a capital H. Well, Chris is emboldened by Kitty’s attentions and decides he
needs a studio, so he embezzles from the bank and steals from the wife (the
widow of a cop who disappeared trying to rescue a woman from a river) to put
Kitty up in a swank Village pad.
Chris brings his paintings over to the new pad, and without his knowledge,
Johnny shops a few around, first to a fence, then to a sidewalk artist. Both
tell him Chris’s art is crap, but the sidewalk guy volunteers to show a couple
of them to see what happens.
A famous art critic comes along, sees Chris’s paintings, buys both and demands
to see more.
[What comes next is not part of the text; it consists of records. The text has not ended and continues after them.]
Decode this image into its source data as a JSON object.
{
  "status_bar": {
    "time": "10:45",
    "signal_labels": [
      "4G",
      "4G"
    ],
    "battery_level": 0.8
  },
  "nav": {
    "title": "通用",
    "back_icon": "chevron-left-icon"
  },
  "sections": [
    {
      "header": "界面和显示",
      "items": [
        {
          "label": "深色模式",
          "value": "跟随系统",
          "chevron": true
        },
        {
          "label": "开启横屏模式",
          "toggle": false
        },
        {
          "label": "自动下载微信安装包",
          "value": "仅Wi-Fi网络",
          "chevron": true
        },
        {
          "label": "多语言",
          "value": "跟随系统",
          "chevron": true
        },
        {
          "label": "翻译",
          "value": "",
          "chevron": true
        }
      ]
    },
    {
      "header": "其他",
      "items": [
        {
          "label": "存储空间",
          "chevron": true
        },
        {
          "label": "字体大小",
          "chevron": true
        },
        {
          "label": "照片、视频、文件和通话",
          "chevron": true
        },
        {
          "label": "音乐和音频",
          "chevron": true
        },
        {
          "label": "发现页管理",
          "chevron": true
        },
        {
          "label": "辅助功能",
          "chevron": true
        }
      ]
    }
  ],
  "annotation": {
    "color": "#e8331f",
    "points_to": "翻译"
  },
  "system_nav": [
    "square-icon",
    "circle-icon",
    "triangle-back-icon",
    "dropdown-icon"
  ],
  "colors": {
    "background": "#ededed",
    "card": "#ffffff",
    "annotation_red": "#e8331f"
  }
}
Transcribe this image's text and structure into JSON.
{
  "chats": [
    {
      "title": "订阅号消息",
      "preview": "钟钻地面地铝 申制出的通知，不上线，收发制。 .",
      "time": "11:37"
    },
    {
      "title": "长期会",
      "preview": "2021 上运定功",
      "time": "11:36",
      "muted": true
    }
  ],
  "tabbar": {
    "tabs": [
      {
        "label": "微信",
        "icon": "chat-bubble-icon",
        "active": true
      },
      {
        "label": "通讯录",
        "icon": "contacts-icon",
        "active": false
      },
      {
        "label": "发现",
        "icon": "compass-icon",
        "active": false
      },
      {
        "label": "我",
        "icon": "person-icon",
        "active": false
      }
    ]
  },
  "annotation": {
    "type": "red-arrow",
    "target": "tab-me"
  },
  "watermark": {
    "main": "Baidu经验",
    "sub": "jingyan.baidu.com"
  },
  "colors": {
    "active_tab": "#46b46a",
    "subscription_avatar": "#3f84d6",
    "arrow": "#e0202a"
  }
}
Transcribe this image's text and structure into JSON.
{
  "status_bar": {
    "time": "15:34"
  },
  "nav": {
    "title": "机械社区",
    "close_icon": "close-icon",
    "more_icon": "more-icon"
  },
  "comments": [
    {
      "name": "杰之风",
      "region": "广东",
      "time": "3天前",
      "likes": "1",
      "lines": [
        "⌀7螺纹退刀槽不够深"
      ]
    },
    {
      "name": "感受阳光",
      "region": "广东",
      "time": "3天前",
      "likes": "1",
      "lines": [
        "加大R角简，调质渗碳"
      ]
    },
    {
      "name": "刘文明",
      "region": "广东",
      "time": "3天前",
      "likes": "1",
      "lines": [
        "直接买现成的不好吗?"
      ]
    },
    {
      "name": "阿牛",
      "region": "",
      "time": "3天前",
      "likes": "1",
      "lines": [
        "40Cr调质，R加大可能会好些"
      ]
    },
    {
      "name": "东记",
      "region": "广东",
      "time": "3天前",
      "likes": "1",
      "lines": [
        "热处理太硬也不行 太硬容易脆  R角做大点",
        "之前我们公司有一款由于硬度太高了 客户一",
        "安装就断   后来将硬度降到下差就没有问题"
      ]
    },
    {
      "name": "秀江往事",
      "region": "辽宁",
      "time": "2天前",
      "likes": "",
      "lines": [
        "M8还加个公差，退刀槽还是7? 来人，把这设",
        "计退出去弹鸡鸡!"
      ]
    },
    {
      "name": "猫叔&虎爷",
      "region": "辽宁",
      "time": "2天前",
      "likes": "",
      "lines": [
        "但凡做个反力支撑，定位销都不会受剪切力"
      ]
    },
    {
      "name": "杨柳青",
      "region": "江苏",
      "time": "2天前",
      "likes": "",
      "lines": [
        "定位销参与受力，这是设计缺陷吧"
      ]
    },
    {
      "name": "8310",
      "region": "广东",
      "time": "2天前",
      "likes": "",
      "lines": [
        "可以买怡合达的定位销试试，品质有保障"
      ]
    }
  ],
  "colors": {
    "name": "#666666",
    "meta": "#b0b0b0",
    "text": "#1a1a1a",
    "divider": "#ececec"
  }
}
Turns out Chris is an artistic genius — either that or the critic
is a complete idiot (I’m siding with the latter). The critic finds his way way
to the Chris/Kitty pad, where Kitty and Johnny are hanging out. Johnny gets
the bright idea to tell the critic that Kitty painted them. Kitty’s a natural
born golddigger so she goes along with the scheme, figuring she’ll deal with
Now Chris wants to dump his wife and marry Kitty, but he needs a way to unload
her. A miracle appears in the shape of his wife’s first husband, who didn’t
die; he faked his death to skip out on some debts. By now Chris has larceny
in his soul so he tricks this lug into reuniting with the hellish wife — the
idea being that if hubby No. 1 didn’t die, Chris isn’t legally married to the
shrew. His fiendish reunion plot works like a charm, so he heads over to Kitty’s
At the swinging pad, Chris finds out about the thing between Kitty and Johnny,
who’ve just had a lover’s spat that caused Johnny to march out in a huff. Kitty
ridicules Chris with such venom that he loses control and stabs her with an
ice pick, then flees the scene.
Johnny shows up minutes later, finds his girl dead and himself the prime suspect
in her murder. Now Johnny is a conniving scumbag who likes to rough up his girl,
but he’s no murderer. Nevertheless, he’s tried (Chris testifies against him),
convicted and sentenced to death. He’s goes to the electric chair wailing that
he didn’t do it.
Chris walks free but the voices of Johnny and Kitty haunt his every footstep.
He tries to hang himself but a couple guys rescue him, robbing him of the chance
to end his misery.
The movie ends with Chris becoming a homeless wanderer who haunts police stations,
trying to convince the cops he’s a killer. They just think he’s just another
So: Nothing guy meets beautiful but evil bitch, resorts to murder, lets an
innocent man die in his stead and has the voices of his victims in his head
for the rest of his days. Evil bitch is pummeled to death with an ice pick;
no-account boyfriend fries for the murder. Runaway ex-husband gets stuck back
in the clutches of the shrewish wife from hell. Moronic art critic and his gallery cronies celebrate inept artwork. This is one mean movie.
Check it out if you have a low opinion of the human race.